What is expected —
From the records below, determine the number of lines containing "triangle". Output that number alone.

────────────────────────────────────────

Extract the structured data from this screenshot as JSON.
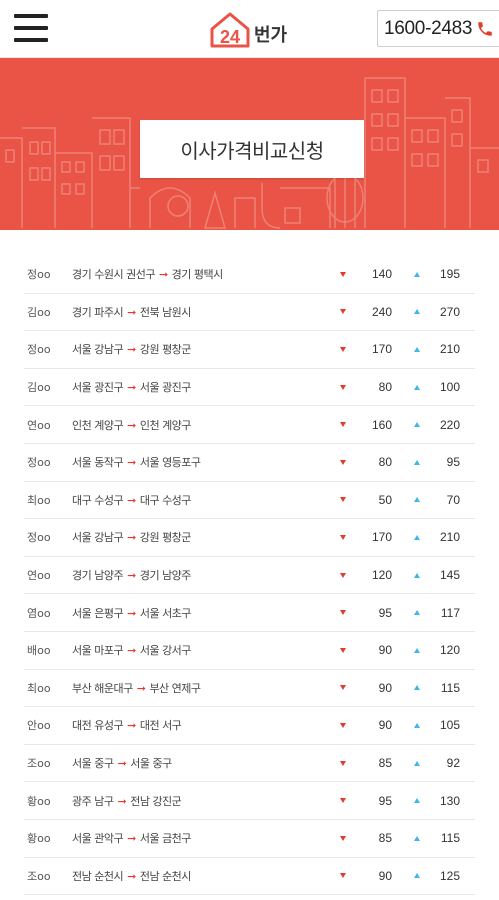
{
  "header": {
    "logo_number": "24",
    "logo_text": "번가",
    "phone": "1600-2483",
    "brand_color": "#e95446"
  },
  "banner": {
    "title": "이사가격비교신청"
  },
  "quotes": [
    {
      "name": "정oo",
      "from": "경기 수원시 권선구",
      "to": "경기 평택시",
      "min": "140",
      "max": "195"
    },
    {
      "name": "김oo",
      "from": "경기 파주시",
      "to": "전북 남원시",
      "min": "240",
      "max": "270"
    },
    {
      "name": "정oo",
      "from": "서울 강남구",
      "to": "강원 평창군",
      "min": "170",
      "max": "210"
    },
    {
      "name": "김oo",
      "from": "서울 광진구",
      "to": "서울 광진구",
      "min": "80",
      "max": "100"
    },
    {
      "name": "연oo",
      "from": "인천 계양구",
      "to": "인천 계양구",
      "min": "160",
      "max": "220"
    },
    {
      "name": "정oo",
      "from": "서울 동작구",
      "to": "서울 영등포구",
      "min": "80",
      "max": "95"
    },
    {
      "name": "최oo",
      "from": "대구 수성구",
      "to": "대구 수성구",
      "min": "50",
      "max": "70"
    },
    {
      "name": "정oo",
      "from": "서울 강남구",
      "to": "강원 평창군",
      "min": "170",
      "max": "210"
    },
    {
      "name": "연oo",
      "from": "경기 남양주",
      "to": "경기 남양주",
      "min": "120",
      "max": "145"
    },
    {
      "name": "염oo",
      "from": "서울 은평구",
      "to": "서울 서초구",
      "min": "95",
      "max": "117"
    },
    {
      "name": "배oo",
      "from": "서울 마포구",
      "to": "서울 강서구",
      "min": "90",
      "max": "120"
    },
    {
      "name": "최oo",
      "from": "부산 해운대구",
      "to": "부산 연제구",
      "min": "90",
      "max": "115"
    },
    {
      "name": "안oo",
      "from": "대전 유성구",
      "to": "대전 서구",
      "min": "90",
      "max": "105"
    },
    {
      "name": "조oo",
      "from": "서울 중구",
      "to": "서울 중구",
      "min": "85",
      "max": "92"
    },
    {
      "name": "황oo",
      "from": "광주 남구",
      "to": "전남 강진군",
      "min": "95",
      "max": "130"
    },
    {
      "name": "황oo",
      "from": "서울 관악구",
      "to": "서울 금천구",
      "min": "85",
      "max": "115"
    },
    {
      "name": "조oo",
      "from": "전남 순천시",
      "to": "전남 순천시",
      "min": "90",
      "max": "125"
    }
  ],
  "route_arrow": "➞",
  "icons": {
    "menu": "hamburger-icon",
    "phone": "phone-icon",
    "min": "triangle-down-icon",
    "max": "triangle-up-icon"
  }
}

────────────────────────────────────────

Exercise solution —
2